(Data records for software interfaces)
+++
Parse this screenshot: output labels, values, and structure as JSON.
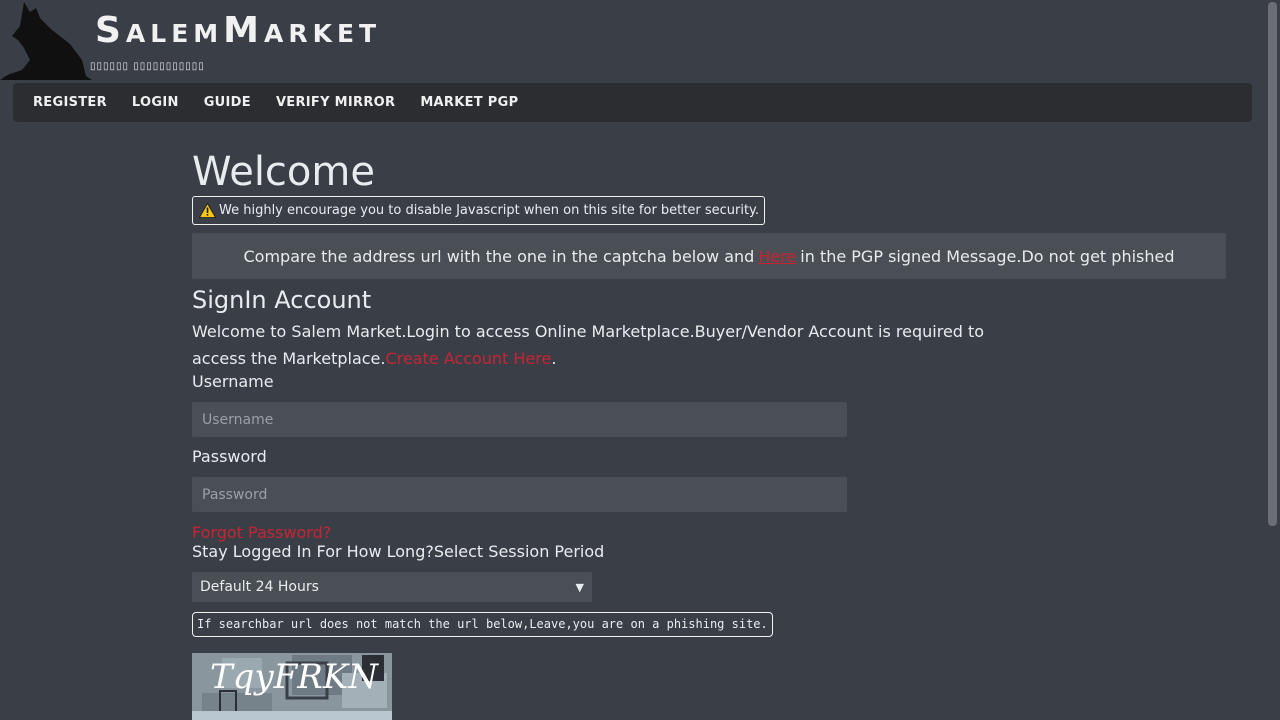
{
  "brand": {
    "title": "SalemMarket",
    "subtitle": "▯▯▯▯▯▯ ▯▯▯▯▯▯▯▯▯▯▯"
  },
  "nav": {
    "items": [
      "REGISTER",
      "LOGIN",
      "GUIDE",
      "VERIFY MIRROR",
      "MARKET PGP"
    ]
  },
  "main": {
    "heading": "Welcome",
    "js_alert": "We highly encourage you to disable Javascript when on this site for better security.",
    "compare": {
      "before": "Compare the address url with the one in the captcha below and",
      "link": "Here",
      "after": "in the PGP signed Message.Do not get phished"
    },
    "signin_title": "SignIn Account",
    "intro": "Welcome to Salem Market.Login to access Online Marketplace.Buyer/Vendor Account is required to access the Marketplace.",
    "create_link": "Create Account Here",
    "intro_end": ".",
    "username_label": "Username",
    "username_placeholder": "Username",
    "password_label": "Password",
    "password_placeholder": "Password",
    "forgot": "Forgot Password?",
    "stay_label": "Stay Logged In For How Long?Select Session Period",
    "session_selected": "Default 24 Hours",
    "phish_note": "If searchbar url does not match the url below,Leave,you are on a phishing site.",
    "captcha_text": "TqyFRKN"
  },
  "colors": {
    "background": "#3a3f47",
    "navbar": "#2b2d30",
    "link_red": "#c82333",
    "input_bg": "#4a4f56"
  }
}
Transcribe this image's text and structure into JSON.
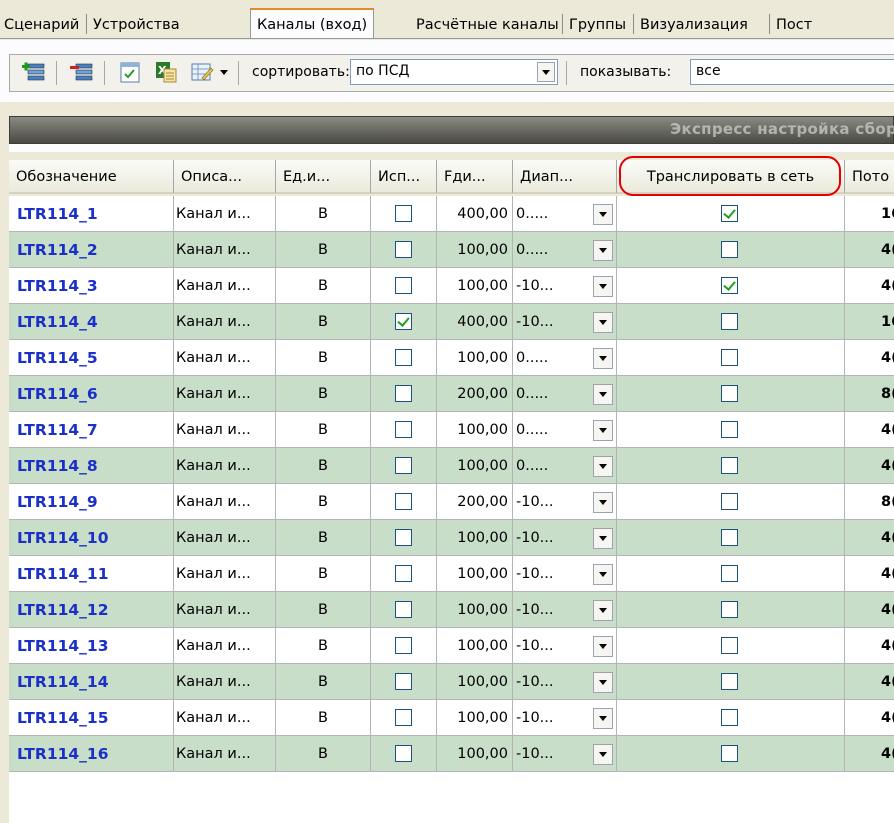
{
  "tabs": [
    {
      "label": "Сценарий",
      "active": false
    },
    {
      "label": "Устройства",
      "active": false
    },
    {
      "label": "Каналы (вход)",
      "active": true
    },
    {
      "label": "Расчётные каналы",
      "active": false
    },
    {
      "label": "Группы",
      "active": false
    },
    {
      "label": "Визуализация",
      "active": false
    },
    {
      "label": "Пост",
      "active": false
    }
  ],
  "toolbar": {
    "sort_label": "сортировать:",
    "sort_value": "по ПСД",
    "show_label": "показывать:",
    "show_value": "все"
  },
  "banner": {
    "text": "Экспресс настройка сбор"
  },
  "table": {
    "columns": [
      "Обозначение",
      "Описа...",
      "Ед.и...",
      "Исп...",
      "Fди...",
      "Диап...",
      "Транслировать в сеть",
      "Пото"
    ],
    "rows": [
      {
        "name": "LTR114_1",
        "desc": "Канал и...",
        "unit": "В",
        "use": false,
        "freq": "400,00",
        "range": "0.....",
        "broadcast": true,
        "pot": "16"
      },
      {
        "name": "LTR114_2",
        "desc": "Канал и...",
        "unit": "В",
        "use": false,
        "freq": "100,00",
        "range": "0.....",
        "broadcast": false,
        "pot": "4("
      },
      {
        "name": "LTR114_3",
        "desc": "Канал и...",
        "unit": "В",
        "use": false,
        "freq": "100,00",
        "range": "-10...",
        "broadcast": true,
        "pot": "4("
      },
      {
        "name": "LTR114_4",
        "desc": "Канал и...",
        "unit": "В",
        "use": true,
        "freq": "400,00",
        "range": "-10...",
        "broadcast": false,
        "pot": "16"
      },
      {
        "name": "LTR114_5",
        "desc": "Канал и...",
        "unit": "В",
        "use": false,
        "freq": "100,00",
        "range": "0.....",
        "broadcast": false,
        "pot": "4("
      },
      {
        "name": "LTR114_6",
        "desc": "Канал и...",
        "unit": "В",
        "use": false,
        "freq": "200,00",
        "range": "0.....",
        "broadcast": false,
        "pot": "8("
      },
      {
        "name": "LTR114_7",
        "desc": "Канал и...",
        "unit": "В",
        "use": false,
        "freq": "100,00",
        "range": "0.....",
        "broadcast": false,
        "pot": "4("
      },
      {
        "name": "LTR114_8",
        "desc": "Канал и...",
        "unit": "В",
        "use": false,
        "freq": "100,00",
        "range": "0.....",
        "broadcast": false,
        "pot": "4("
      },
      {
        "name": "LTR114_9",
        "desc": "Канал и...",
        "unit": "В",
        "use": false,
        "freq": "200,00",
        "range": "-10...",
        "broadcast": false,
        "pot": "8("
      },
      {
        "name": "LTR114_10",
        "desc": "Канал и...",
        "unit": "В",
        "use": false,
        "freq": "100,00",
        "range": "-10...",
        "broadcast": false,
        "pot": "4("
      },
      {
        "name": "LTR114_11",
        "desc": "Канал и...",
        "unit": "В",
        "use": false,
        "freq": "100,00",
        "range": "-10...",
        "broadcast": false,
        "pot": "4("
      },
      {
        "name": "LTR114_12",
        "desc": "Канал и...",
        "unit": "В",
        "use": false,
        "freq": "100,00",
        "range": "-10...",
        "broadcast": false,
        "pot": "4("
      },
      {
        "name": "LTR114_13",
        "desc": "Канал и...",
        "unit": "В",
        "use": false,
        "freq": "100,00",
        "range": "-10...",
        "broadcast": false,
        "pot": "4("
      },
      {
        "name": "LTR114_14",
        "desc": "Канал и...",
        "unit": "В",
        "use": false,
        "freq": "100,00",
        "range": "-10...",
        "broadcast": false,
        "pot": "4("
      },
      {
        "name": "LTR114_15",
        "desc": "Канал и...",
        "unit": "В",
        "use": false,
        "freq": "100,00",
        "range": "-10...",
        "broadcast": false,
        "pot": "4("
      },
      {
        "name": "LTR114_16",
        "desc": "Канал и...",
        "unit": "В",
        "use": false,
        "freq": "100,00",
        "range": "-10...",
        "broadcast": false,
        "pot": "4("
      }
    ]
  },
  "colors": {
    "row_alt": "#c8dec9",
    "name_text": "#1a30c8",
    "checkmark": "#21a121",
    "highlight": "#e00000",
    "active_tab_top": "#e68b2c"
  }
}
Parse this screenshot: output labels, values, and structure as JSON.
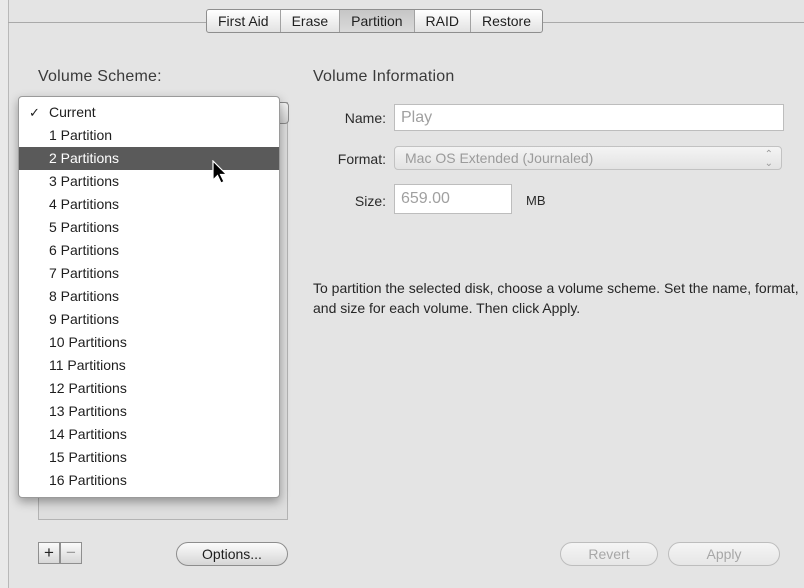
{
  "tabs": [
    {
      "label": "First Aid",
      "selected": false
    },
    {
      "label": "Erase",
      "selected": false
    },
    {
      "label": "Partition",
      "selected": true
    },
    {
      "label": "RAID",
      "selected": false
    },
    {
      "label": "Restore",
      "selected": false
    }
  ],
  "volume_scheme": {
    "title": "Volume Scheme:",
    "menu_items": [
      "Current",
      "1 Partition",
      "2 Partitions",
      "3 Partitions",
      "4 Partitions",
      "5 Partitions",
      "6 Partitions",
      "7 Partitions",
      "8 Partitions",
      "9 Partitions",
      "10 Partitions",
      "11 Partitions",
      "12 Partitions",
      "13 Partitions",
      "14 Partitions",
      "15 Partitions",
      "16 Partitions"
    ],
    "checked_item": "Current",
    "highlighted_item": "2 Partitions",
    "checkmark": "✓"
  },
  "volume_information": {
    "title": "Volume Information",
    "name_label": "Name:",
    "name_value": "Play",
    "format_label": "Format:",
    "format_value": "Mac OS Extended (Journaled)",
    "size_label": "Size:",
    "size_value": "659.00",
    "size_unit": "MB"
  },
  "help_text": "To partition the selected disk, choose a volume scheme. Set the name, format, and size for each volume. Then click Apply.",
  "buttons": {
    "add": "+",
    "remove": "−",
    "options": "Options...",
    "revert": "Revert",
    "apply": "Apply"
  },
  "colors": {
    "highlight": "#5a5a5a",
    "background": "#e4e4e4"
  },
  "icons": {
    "cursor": "arrow-cursor-icon",
    "select_arrows": "updown-arrows-icon"
  }
}
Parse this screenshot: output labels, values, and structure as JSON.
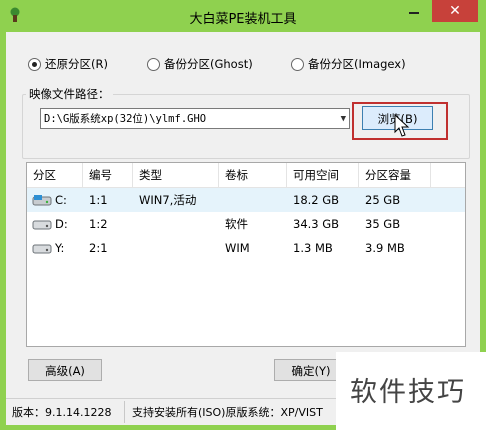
{
  "window": {
    "title": "大白菜PE装机工具",
    "close_glyph": "✕",
    "accent_color": "#8fd14f",
    "close_color": "#c7413a"
  },
  "radios": [
    {
      "label": "还原分区(R)",
      "checked": true
    },
    {
      "label": "备份分区(Ghost)",
      "checked": false
    },
    {
      "label": "备份分区(Imagex)",
      "checked": false
    }
  ],
  "image_path": {
    "label": "映像文件路径：",
    "value": "D:\\G版系统xp(32位)\\ylmf.GHO",
    "browse_label": "浏览(B)"
  },
  "table": {
    "columns": [
      "分区",
      "编号",
      "类型",
      "卷标",
      "可用空间",
      "分区容量"
    ],
    "rows": [
      {
        "partition": "C:",
        "number": "1:1",
        "type": "WIN7,活动",
        "label": "",
        "free": "18.2 GB",
        "capacity": "25 GB",
        "selected": true,
        "icon": "system-disk-icon"
      },
      {
        "partition": "D:",
        "number": "1:2",
        "type": "",
        "label": "软件",
        "free": "34.3 GB",
        "capacity": "35 GB",
        "selected": false,
        "icon": "disk-icon"
      },
      {
        "partition": "Y:",
        "number": "2:1",
        "type": "",
        "label": "WIM",
        "free": "1.3 MB",
        "capacity": "3.9 MB",
        "selected": false,
        "icon": "disk-icon"
      }
    ]
  },
  "buttons": {
    "advanced": "高级(A)",
    "ok": "确定(Y)"
  },
  "status": {
    "version": "版本：9.1.14.1228",
    "support": "支持安装所有(ISO)原版系统：XP/VIST"
  },
  "watermark": "软件技巧"
}
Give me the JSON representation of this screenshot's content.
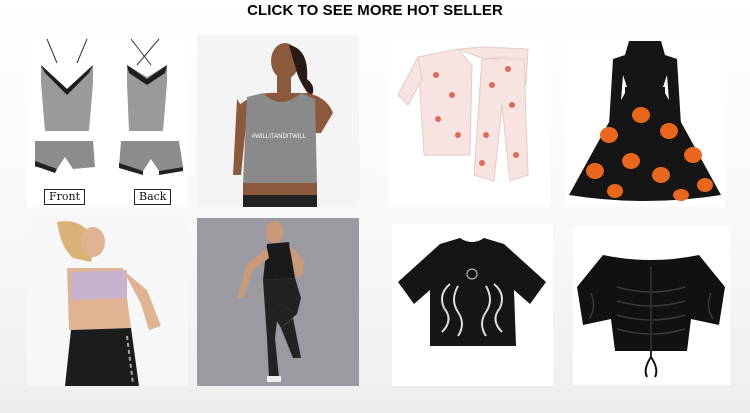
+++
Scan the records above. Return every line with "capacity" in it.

# [The answer]
        "capacity": "25 GB",
        "capacity": "35 GB",
        "capacity": "3.9 MB",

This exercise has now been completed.